Targeted long-read sequencing of the Ewing sarcoma 6p25.1 susceptibility locus identifies germline-somatic interactions with EWSR1-FLI1 binding
Includes a Live Web Event on 04/12/2023 at 12:00 PM (EDT)
- Regular Member - Free!
- Early Career Member - Free!
- Resident/Clinical Fellow Member - Free!
- Postdoctoral Fellow Member - Free!
- Graduate Student Member - Free!
- Undergraduate Student Member - Free!
- Emeritus Member - Free!
- Life Member - Free!
- Trainee Member - Free!
- Nonmember - Free!
Olivia Lee, BS, and Mitchell Machiela, ScD, MPH, will discuss their long-read sequencing investigation of the 6p25.1 Ewing sarcoma susceptibility locus. Their investigation identified that longer variants in a GGAA microsatellite are associated with increased Ewing sarcoma risk by promoting EWSR1-FLI1 binding and altering transcription of nearby RREB1.
Overview of Presentation
• Germline variation at 6p25.1 leads to increased Ewing sarcoma susceptibility
• The 6p25.1 susceptibility locus includes a GGAA microsatellite that is bound by EWSR1-FLI1, a frequent translocation occurring in Ewing sarcoma cases
• Longer alleles of the GGAA microsatellite generally promote better EWSR1-FLI1 binding and were associated with increased Ewing sarcoma risk.
• Functional investigation of the GGAA microsatellite implicate de novo enhancer activity that alters RREB1 expression.
Olivia Lee, BS
Predoctoral Fellow in the Integrative Tumor Epidemiology Branch, Division of Cancer Epidemiology and Genetics
National Cancer Institute
Ms. Olivia Lee, B.S., is an NIH Graduate Partnership Program (GPP) fellow at the NCI Division of Cancer Epidemiology and Genetics and is currently completing her doctoral degree in quantitative sciences and cancer biology at the University of Texas MD Anderson Cancer Center. Her doctoral research focuses on investigating the interaction between somatic mutations and germline variants in Ewing Sarcoma and profiling the genomic landscape of thyroid cancer metastasis following the Chornobyl accident and 22q loss in papillary thyroid carcinoma.
Mitchell Machiela, ScD, MPH
Earl Stadtman Investigator in the Integrative Tumor Epidemiology Branch, Division of Cancer Epidemiology and Genetics
National Cancer Institute

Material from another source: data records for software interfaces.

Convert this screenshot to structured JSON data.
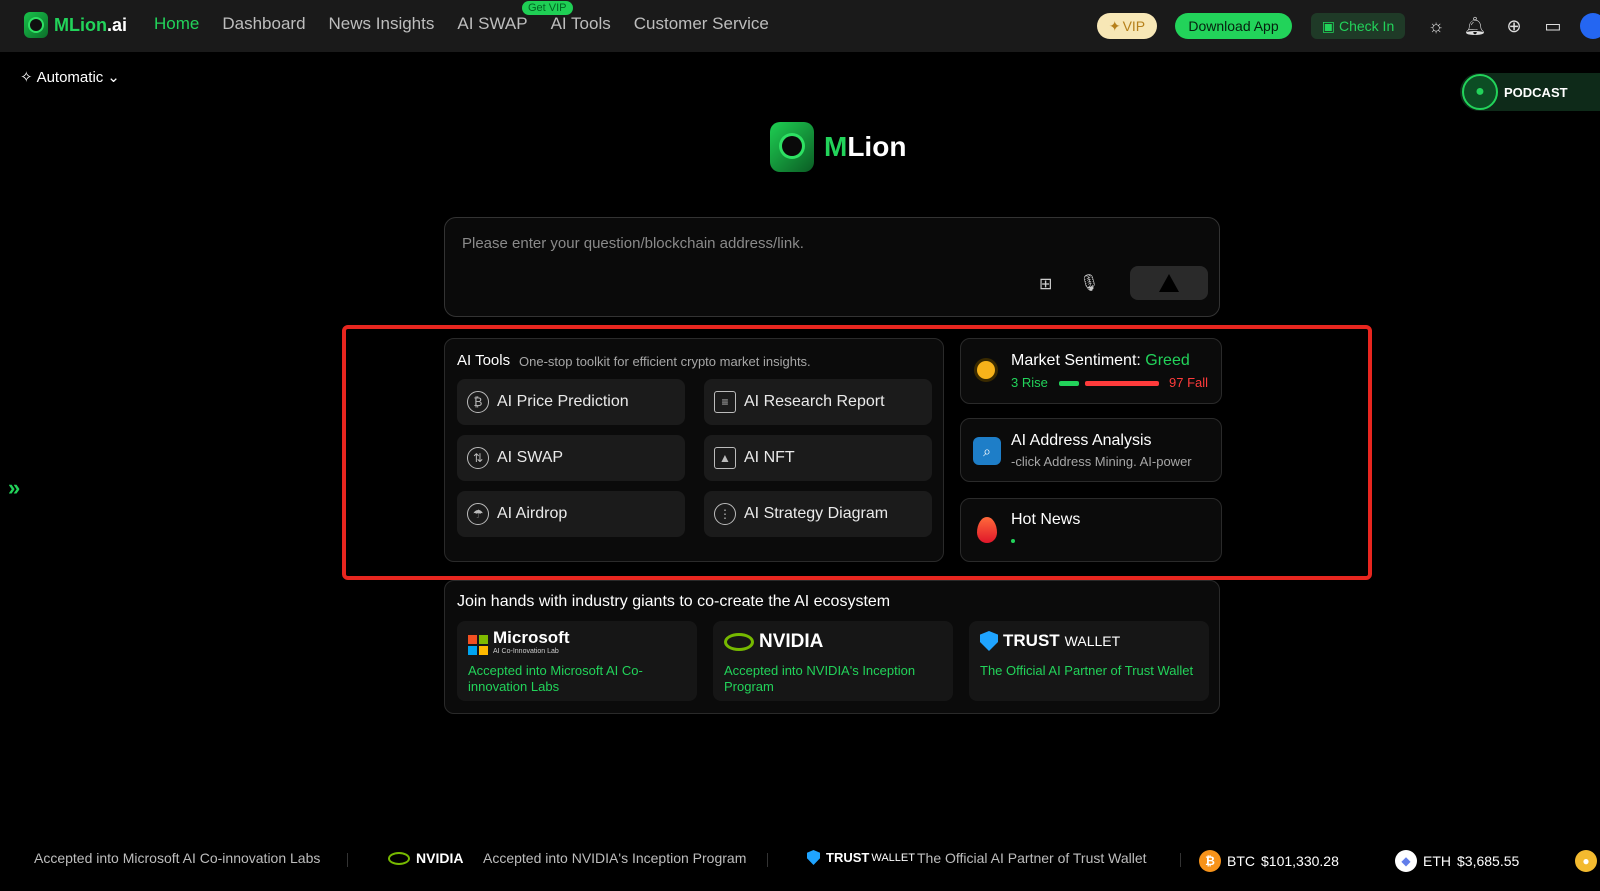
{
  "nav": {
    "logo_main": "MLion",
    "logo_suffix": ".ai",
    "links": [
      "Home",
      "Dashboard",
      "News Insights",
      "AI SWAP",
      "AI Tools",
      "Customer Service"
    ],
    "getvip_badge": "Get VIP",
    "vip_label": "VIP",
    "download_label": "Download App",
    "checkin_label": "Check In"
  },
  "mode": {
    "label": "Automatic"
  },
  "podcast": {
    "label": "PODCAST"
  },
  "brand": {
    "name_main": "M",
    "name_rest": "Lion"
  },
  "search": {
    "placeholder": "Please enter your question/blockchain address/link."
  },
  "tools": {
    "title": "AI Tools",
    "subtitle": "One-stop toolkit for efficient crypto market insights.",
    "items": [
      {
        "label": "AI Price Prediction",
        "icon": "bitcoin-icon"
      },
      {
        "label": "AI Research Report",
        "icon": "document-icon"
      },
      {
        "label": "AI SWAP",
        "icon": "swap-icon"
      },
      {
        "label": "AI NFT",
        "icon": "image-icon"
      },
      {
        "label": "AI Airdrop",
        "icon": "parachute-icon"
      },
      {
        "label": "AI Strategy Diagram",
        "icon": "strategy-icon"
      }
    ]
  },
  "sentiment": {
    "label": "Market Sentiment: ",
    "value": "Greed",
    "rise": "3 Rise",
    "fall": "97 Fall",
    "rise_fraction": 0.2
  },
  "address_analysis": {
    "title": "AI Address Analysis",
    "subtitle": "-click Address Mining. AI-power"
  },
  "hot_news": {
    "title": "Hot News"
  },
  "partners": {
    "title": "Join hands with industry giants to co-create the AI ecosystem",
    "items": [
      {
        "name": "Microsoft",
        "sub": "AI Co-Innovation Lab",
        "desc": "Accepted into Microsoft AI Co-innovation Labs"
      },
      {
        "name": "NVIDIA",
        "desc": "Accepted into NVIDIA's Inception Program"
      },
      {
        "name": "TRUST",
        "name_suffix": "WALLET",
        "desc": "The Official AI Partner of Trust Wallet"
      }
    ]
  },
  "ticker": {
    "items": [
      "Accepted into Microsoft AI Co-innovation Labs",
      "NVIDIA",
      "Accepted into NVIDIA's Inception Program",
      "TRUST",
      "WALLET",
      "The Official AI Partner of Trust Wallet"
    ],
    "btc": {
      "symbol": "BTC",
      "price": "$101,330.28"
    },
    "eth": {
      "symbol": "ETH",
      "price": "$3,685.55"
    }
  },
  "colors": {
    "accent": "#22d35a",
    "fall": "#ff3b3b",
    "highlight": "#e8261f"
  }
}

Dr. Mitchell Machiela received his M.P.H. in epidemiology from the University of Michigan and his Sc.D. in epidemiology from the Harvard T.H. Chan School of Public Health. In 2017, Dr. Machiela was appointed as Earl Stadtman Investigator in the Integrative Tumor Epidemiology Branch. His research program is focused on understanding the role of inherited variation and acquired mutations in cancer risk. His large-scale investigations of mosaic chromosomal alterations have led to improved knowledge of the risk factors and outcomes associated with this type of clonal hematopoiesis. He also conducts genetic association studies to uncover the underlying genetic architecture of cancer (e.g., Ewing sarcoma). Dr. Machiela has received numerous awards and honors for his research, including being selected as a Forbeck Scholar and receiving an NCI Directors Award and Outstanding Mentor Award.
Bruce Korf, MD, PhD (Moderator)
American Journal of Human Genetics
Chief Genomics Officer, UAB Medicine
Wayne H. and Sara Crews Finley Endowed Chair in Medical Genetics UAB